Changing Patterns of Trade in Processed Agricultural Products
AbstractTrade in processed products, such as chocolates, steaks or wines, is dominated by high income OECD countries, although it is slowing down between these countries while growing very fast between emerging economies. Low income countries, however, account for a small share of such trade. Countries with a revealed comparative advantage in the processed agricultural markets are mostly high income countries and capture the majority of the trade, while many low income countries have a comparative advantage for other agricultural products. This study describes the patterns of trade, examines which countries have a comparative advantage and how this may have changed over time, analyses the level of productivity of countries’ export basket and its contribution to income, and determines whether trade has increased at the extensive or intensive margins. This study uses the gravity framework to gain a better understanding of the underlying factors for the international trade of products.
Download InfoIf you experience problems downloading a file, check if you have the proper application to view it first. In case of further problems read the IDEAS help page. Note that these files are not on the IDEAS site. Please be patient as the files may be large.
Bibliographic InfoPaper provided by OECD Publishing in its series OECD Food, Agriculture and Fisheries Papers with number 47.
Date of creation: 24 Jun 2011
Date of revision:
tariffs; agricultural trade; comparative advantage; extensive margin; gravity framework; trade facilitation; processed agricultural products; PRODY; EXPY;
This paper has been announced in the following NEP Reports:
- NEP-AGR-2011-06-11 (Agricultural Economics)
- NEP-ALL-2011-06-11 (All new papers)
- NEP-INT-2011-06-11 (International Trade)
You can help add them by filling out this form.
reading list or among the top items on IDEAS.Access and download statisticsgeneral information about how to correct material in RePEc.
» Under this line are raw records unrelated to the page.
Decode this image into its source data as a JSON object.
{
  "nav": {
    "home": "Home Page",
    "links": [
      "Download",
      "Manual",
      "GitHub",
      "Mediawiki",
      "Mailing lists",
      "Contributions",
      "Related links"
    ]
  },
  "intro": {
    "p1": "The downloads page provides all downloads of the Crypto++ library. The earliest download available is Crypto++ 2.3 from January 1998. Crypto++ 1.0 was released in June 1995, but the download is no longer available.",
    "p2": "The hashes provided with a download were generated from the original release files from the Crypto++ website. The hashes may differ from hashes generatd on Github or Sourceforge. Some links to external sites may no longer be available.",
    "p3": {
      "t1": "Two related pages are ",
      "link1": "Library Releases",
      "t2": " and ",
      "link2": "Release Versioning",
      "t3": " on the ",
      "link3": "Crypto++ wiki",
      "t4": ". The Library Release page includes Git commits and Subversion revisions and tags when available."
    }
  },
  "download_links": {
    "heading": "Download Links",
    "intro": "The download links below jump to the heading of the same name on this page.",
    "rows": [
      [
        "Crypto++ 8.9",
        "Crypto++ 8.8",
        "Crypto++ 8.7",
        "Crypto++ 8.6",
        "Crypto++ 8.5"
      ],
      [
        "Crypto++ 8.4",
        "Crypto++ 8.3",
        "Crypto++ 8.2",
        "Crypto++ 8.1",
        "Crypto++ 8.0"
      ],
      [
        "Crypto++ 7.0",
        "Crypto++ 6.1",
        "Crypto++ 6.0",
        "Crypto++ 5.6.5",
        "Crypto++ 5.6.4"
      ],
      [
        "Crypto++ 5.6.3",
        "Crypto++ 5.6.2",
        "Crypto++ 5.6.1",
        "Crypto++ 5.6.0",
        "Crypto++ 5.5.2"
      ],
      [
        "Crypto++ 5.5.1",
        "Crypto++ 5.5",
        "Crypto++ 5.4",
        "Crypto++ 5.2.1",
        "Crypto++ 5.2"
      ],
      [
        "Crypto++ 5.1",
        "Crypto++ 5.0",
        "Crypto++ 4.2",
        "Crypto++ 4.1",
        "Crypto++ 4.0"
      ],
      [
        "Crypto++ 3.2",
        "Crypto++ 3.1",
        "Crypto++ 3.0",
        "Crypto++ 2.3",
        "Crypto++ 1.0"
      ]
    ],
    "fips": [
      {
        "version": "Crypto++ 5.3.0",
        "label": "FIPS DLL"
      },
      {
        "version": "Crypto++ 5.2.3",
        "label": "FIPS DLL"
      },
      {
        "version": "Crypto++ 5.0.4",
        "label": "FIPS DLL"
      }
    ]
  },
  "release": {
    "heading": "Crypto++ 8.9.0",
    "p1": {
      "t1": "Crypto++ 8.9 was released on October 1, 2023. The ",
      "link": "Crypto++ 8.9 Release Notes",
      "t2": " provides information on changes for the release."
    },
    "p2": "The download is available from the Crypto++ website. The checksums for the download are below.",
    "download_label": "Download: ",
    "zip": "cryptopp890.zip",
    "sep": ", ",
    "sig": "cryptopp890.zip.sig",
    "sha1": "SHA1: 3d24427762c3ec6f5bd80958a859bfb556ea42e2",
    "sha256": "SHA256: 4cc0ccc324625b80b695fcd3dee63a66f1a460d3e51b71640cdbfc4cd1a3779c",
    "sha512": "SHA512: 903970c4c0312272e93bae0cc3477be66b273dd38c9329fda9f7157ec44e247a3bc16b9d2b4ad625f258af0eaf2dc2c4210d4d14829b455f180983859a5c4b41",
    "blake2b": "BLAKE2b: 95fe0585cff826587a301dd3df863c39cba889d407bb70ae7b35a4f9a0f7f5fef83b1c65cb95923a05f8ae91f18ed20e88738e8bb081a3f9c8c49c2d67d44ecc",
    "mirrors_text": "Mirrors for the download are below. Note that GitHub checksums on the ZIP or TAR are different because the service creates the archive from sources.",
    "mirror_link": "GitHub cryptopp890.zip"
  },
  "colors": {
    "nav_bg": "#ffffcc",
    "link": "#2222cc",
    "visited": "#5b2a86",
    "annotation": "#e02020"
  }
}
For technical questions regarding this item, or to correct its authors, title, abstract, bibliographic or download information, contact: ().
If references are entirely missing, you can add them using this form.